From a social commerce perspective, the simple reason why so many social strategies fail is that we’ve yet to have our “Show Me the Money!” Jerry Maguire moment. We don’t know the business value of social media.
Without knowing the business value of social media, it’s impossible to integrate social media successfully into your customer service strategy, your market research strategy, your marketing strategy, or your sales strategy.
Do you in all honesty know how and how much value social media helps you create or capture?
Ultimately, whatever your business, you have two core objectives; create customer value and capture customer value. Any strategy you may have (and despite how anyone tries any complicate the idea of “strategy” – a strategy is simply the “how” in how you seek to achieve your objective) should help you create customer value and/or capture customer value.
So does social media help you create customer value and capture customer value more effectively or efficiently than alternatives?
Sure, you can use social media as a tool for market research, for customer service, internal communication, for marketing or for sales.
But is it worth it? Is it more effective or efficient than investing your social media budget in other tools?
The jury is still out on the business value of social media, that is, relative to other tools – but the reason we like social commerce – using social media as a tool for sales, is that social commerce cuts through the hype and spin of social media squiggle-babble and snake oil by putting social media on trial.
Does social media really help me create and capture value for customers? Stick it next to a cash register to find out.

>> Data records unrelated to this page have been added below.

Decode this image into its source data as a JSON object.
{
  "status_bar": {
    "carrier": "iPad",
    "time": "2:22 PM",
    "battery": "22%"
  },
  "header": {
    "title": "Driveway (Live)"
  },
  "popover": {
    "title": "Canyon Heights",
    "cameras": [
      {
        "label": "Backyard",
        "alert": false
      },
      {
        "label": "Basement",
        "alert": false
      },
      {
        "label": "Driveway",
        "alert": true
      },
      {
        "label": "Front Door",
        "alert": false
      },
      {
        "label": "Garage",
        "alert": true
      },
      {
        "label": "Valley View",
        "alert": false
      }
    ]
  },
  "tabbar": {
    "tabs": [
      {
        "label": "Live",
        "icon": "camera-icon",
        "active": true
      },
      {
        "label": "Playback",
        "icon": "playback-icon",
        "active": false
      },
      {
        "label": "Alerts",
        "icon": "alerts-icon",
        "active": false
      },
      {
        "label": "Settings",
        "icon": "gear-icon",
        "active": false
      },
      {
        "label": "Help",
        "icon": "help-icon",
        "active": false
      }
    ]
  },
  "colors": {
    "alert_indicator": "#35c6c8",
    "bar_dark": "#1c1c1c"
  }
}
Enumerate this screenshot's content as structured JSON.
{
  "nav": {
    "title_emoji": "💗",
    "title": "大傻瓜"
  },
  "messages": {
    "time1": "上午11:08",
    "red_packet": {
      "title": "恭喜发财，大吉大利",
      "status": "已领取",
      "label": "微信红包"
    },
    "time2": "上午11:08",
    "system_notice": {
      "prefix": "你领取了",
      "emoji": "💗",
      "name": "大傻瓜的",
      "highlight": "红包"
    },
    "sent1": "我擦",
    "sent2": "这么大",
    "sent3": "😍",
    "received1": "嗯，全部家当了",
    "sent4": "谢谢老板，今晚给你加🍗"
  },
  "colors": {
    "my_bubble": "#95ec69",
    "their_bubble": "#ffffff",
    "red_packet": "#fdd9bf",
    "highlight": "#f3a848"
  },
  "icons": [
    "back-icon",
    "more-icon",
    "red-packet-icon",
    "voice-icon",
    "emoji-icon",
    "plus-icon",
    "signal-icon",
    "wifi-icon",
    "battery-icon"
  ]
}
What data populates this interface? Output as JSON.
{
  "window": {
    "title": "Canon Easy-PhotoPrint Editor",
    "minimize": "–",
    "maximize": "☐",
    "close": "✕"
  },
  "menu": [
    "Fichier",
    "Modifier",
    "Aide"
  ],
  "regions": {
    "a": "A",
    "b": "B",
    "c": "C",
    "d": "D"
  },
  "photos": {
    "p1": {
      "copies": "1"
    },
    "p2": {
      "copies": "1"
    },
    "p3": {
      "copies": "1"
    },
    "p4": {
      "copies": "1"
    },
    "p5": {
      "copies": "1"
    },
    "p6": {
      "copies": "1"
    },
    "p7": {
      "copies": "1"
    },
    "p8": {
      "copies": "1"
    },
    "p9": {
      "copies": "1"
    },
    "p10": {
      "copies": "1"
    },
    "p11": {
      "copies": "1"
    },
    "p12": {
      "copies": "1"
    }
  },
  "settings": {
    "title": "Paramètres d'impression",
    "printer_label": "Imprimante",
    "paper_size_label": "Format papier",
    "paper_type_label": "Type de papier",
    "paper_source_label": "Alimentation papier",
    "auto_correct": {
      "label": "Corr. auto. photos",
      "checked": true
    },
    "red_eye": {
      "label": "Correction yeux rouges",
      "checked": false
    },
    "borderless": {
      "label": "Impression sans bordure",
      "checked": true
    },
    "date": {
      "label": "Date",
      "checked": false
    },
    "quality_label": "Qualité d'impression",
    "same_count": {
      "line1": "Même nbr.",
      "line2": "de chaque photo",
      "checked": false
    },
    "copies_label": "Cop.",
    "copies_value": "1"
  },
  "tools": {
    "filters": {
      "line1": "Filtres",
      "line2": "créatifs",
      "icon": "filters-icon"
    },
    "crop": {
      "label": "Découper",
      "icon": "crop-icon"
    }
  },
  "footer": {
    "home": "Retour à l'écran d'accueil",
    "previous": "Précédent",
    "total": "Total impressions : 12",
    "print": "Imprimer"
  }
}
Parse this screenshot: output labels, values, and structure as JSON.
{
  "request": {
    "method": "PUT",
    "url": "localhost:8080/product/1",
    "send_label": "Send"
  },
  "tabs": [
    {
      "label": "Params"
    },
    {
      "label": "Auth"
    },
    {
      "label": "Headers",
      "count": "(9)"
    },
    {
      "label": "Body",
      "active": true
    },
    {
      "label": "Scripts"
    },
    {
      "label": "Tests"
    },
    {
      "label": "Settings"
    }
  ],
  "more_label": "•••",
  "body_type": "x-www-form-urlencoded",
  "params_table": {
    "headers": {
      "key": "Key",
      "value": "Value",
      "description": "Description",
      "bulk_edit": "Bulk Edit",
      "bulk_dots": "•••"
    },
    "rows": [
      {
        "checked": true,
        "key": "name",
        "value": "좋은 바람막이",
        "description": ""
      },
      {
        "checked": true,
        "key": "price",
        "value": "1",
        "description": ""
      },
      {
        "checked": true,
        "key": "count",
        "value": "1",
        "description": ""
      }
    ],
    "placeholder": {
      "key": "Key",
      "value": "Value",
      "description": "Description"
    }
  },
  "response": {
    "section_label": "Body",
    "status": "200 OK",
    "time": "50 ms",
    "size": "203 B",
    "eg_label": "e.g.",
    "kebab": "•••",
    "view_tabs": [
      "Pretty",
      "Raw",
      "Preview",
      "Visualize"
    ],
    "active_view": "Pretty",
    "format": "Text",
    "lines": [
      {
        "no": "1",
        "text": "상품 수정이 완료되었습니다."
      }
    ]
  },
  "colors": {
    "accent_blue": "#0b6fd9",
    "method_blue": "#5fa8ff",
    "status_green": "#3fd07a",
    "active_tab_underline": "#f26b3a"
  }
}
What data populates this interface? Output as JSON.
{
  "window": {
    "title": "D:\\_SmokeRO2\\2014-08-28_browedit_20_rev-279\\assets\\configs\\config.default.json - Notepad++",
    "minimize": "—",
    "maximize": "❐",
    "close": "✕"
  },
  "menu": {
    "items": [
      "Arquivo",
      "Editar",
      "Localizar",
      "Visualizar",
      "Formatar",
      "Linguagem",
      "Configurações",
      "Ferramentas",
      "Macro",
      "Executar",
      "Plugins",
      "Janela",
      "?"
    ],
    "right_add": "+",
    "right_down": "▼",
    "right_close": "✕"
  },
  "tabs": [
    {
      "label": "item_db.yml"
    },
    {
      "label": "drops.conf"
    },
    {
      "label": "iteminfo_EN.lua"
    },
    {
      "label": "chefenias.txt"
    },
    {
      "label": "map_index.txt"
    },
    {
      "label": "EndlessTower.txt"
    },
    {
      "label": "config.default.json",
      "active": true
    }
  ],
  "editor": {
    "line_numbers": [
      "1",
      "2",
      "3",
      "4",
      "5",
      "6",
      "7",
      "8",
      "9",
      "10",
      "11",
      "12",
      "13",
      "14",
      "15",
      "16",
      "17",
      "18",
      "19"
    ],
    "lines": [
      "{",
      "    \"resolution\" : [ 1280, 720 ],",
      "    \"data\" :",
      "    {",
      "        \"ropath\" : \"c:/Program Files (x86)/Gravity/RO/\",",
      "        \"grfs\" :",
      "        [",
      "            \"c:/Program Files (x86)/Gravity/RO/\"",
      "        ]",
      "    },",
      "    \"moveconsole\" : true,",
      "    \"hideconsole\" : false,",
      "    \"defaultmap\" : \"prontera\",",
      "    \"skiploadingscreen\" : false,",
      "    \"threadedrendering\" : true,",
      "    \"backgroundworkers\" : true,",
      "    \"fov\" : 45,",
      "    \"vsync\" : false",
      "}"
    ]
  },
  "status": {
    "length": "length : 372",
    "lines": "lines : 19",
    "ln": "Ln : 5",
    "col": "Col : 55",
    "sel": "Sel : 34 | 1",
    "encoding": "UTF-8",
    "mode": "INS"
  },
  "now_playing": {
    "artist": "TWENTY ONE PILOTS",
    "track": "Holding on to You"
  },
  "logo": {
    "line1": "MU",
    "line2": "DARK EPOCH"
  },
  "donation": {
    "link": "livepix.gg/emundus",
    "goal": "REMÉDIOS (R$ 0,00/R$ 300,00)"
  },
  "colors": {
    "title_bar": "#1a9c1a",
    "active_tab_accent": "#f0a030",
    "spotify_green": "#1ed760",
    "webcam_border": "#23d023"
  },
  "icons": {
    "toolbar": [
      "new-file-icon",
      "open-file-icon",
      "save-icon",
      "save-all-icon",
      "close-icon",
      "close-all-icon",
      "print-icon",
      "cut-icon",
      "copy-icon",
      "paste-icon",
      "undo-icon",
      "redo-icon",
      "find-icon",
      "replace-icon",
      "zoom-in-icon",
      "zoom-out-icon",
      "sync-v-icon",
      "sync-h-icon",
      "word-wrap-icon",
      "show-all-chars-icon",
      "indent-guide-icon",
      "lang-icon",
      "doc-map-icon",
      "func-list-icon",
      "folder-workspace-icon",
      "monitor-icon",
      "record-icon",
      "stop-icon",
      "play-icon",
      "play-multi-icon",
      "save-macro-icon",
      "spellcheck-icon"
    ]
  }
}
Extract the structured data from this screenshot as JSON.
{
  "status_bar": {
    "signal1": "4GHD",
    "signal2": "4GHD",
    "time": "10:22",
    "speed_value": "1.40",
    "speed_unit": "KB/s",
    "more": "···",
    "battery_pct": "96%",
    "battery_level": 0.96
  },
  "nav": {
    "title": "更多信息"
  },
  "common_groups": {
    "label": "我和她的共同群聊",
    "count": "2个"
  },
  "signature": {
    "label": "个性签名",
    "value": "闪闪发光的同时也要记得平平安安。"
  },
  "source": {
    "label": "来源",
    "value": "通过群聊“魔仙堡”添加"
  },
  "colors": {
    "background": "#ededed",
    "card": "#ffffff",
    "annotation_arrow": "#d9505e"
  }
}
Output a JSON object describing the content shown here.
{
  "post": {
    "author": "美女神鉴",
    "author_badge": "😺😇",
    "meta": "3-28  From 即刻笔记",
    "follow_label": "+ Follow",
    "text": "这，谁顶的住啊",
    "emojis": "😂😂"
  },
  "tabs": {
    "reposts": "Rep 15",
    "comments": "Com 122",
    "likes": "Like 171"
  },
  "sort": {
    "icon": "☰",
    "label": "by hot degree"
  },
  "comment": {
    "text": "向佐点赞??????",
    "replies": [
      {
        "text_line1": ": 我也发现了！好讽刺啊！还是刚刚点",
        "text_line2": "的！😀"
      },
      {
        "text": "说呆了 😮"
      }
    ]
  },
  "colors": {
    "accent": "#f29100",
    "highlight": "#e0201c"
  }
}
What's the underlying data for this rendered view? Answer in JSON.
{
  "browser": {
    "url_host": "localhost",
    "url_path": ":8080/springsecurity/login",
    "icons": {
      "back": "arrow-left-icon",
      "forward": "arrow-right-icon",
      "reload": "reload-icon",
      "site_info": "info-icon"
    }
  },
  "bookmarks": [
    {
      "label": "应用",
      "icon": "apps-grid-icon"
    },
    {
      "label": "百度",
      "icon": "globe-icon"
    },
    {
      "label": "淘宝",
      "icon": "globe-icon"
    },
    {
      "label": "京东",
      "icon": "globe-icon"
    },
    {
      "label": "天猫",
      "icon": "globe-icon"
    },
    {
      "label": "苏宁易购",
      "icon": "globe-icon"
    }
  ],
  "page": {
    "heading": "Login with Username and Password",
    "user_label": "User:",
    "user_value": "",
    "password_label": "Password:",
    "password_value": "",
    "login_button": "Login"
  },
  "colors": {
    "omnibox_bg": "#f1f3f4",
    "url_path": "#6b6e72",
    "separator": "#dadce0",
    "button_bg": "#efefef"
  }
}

A social commerce Jerry Maguire approach to social media may sound simplistic in a world where agencies, consultants and service providers have a vested interested in complicating things. But it can help answer the question of why “social strategies” fail by revealing that the very idea of a “social strategy” is as vacuous as a “paper strategy”.
Social media is a tool, not a strategy – and only makes sense within a business strategy designed to create and capture customer value.
Only when you know the value that social media can deliver will investment in social media as a tool make sense.